* _Data records for software interfaces_:
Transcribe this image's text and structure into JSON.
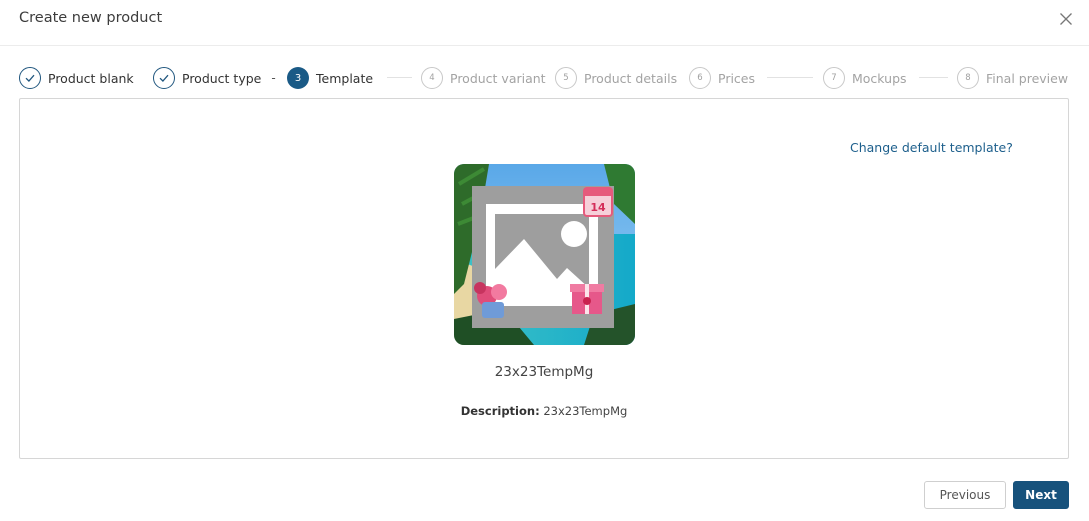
{
  "modal": {
    "title": "Create new product"
  },
  "steps": [
    {
      "number": "1",
      "label": "Product blank",
      "state": "done"
    },
    {
      "number": "2",
      "label": "Product type",
      "state": "done"
    },
    {
      "number": "3",
      "label": "Template",
      "state": "active"
    },
    {
      "number": "4",
      "label": "Product variant",
      "state": "todo"
    },
    {
      "number": "5",
      "label": "Product details",
      "state": "todo"
    },
    {
      "number": "6",
      "label": "Prices",
      "state": "todo"
    },
    {
      "number": "7",
      "label": "Mockups",
      "state": "todo"
    },
    {
      "number": "8",
      "label": "Final preview",
      "state": "todo"
    }
  ],
  "stepper": {
    "separator": "-"
  },
  "template": {
    "change_link": "Change default template?",
    "name": "23x23TempMg",
    "description_label": "Description:",
    "description_value": "23x23TempMg",
    "calendar_day": "14"
  },
  "footer": {
    "previous_label": "Previous",
    "next_label": "Next"
  },
  "colors": {
    "primary": "#17527c",
    "link": "#1d5f8c",
    "inactive": "#a3a3a3"
  },
  "icons": {
    "close": "close-icon",
    "check": "check-icon",
    "placeholder": "image-placeholder-icon"
  }
}
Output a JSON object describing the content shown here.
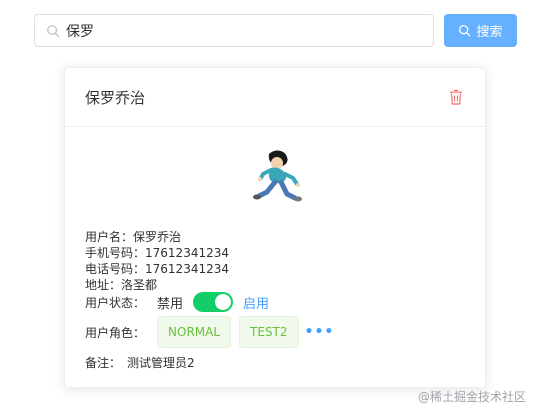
{
  "search": {
    "value": "保罗",
    "button_label": "搜索"
  },
  "card": {
    "title": "保罗乔治",
    "info": {
      "username_label": "用户名：",
      "username": "保罗乔治",
      "phone_label": "手机号码：",
      "phone": "17612341234",
      "tel_label": "电话号码：",
      "tel": "17612341234",
      "address_label": "地址：",
      "address": "洛圣都"
    },
    "status": {
      "label": "用户状态：",
      "off_text": "禁用",
      "on_text": "启用",
      "enabled": true
    },
    "roles": {
      "label": "用户角色：",
      "items": [
        "NORMAL",
        "TEST2"
      ],
      "more": "•••"
    },
    "note": {
      "label": "备注：",
      "value": "测试管理员2"
    }
  },
  "watermark": "@稀土掘金技术社区",
  "colors": {
    "primary": "#409eff",
    "success": "#13ce66",
    "danger": "#f56c6c"
  }
}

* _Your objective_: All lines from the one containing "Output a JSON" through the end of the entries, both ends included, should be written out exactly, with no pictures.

* _Solution_:
Output a JSON object describing the content shown here.
{
  "search": {
    "value": "保罗",
    "button_label": "搜索"
  },
  "card": {
    "title": "保罗乔治",
    "info": {
      "username_label": "用户名：",
      "username": "保罗乔治",
      "phone_label": "手机号码：",
      "phone": "17612341234",
      "tel_label": "电话号码：",
      "tel": "17612341234",
      "address_label": "地址：",
      "address": "洛圣都"
    },
    "status": {
      "label": "用户状态：",
      "off_text": "禁用",
      "on_text": "启用",
      "enabled": true
    },
    "roles": {
      "label": "用户角色：",
      "items": [
        "NORMAL",
        "TEST2"
      ],
      "more": "•••"
    },
    "note": {
      "label": "备注：",
      "value": "测试管理员2"
    }
  },
  "watermark": "@稀土掘金技术社区",
  "colors": {
    "primary": "#409eff",
    "success": "#13ce66",
    "danger": "#f56c6c"
  }
}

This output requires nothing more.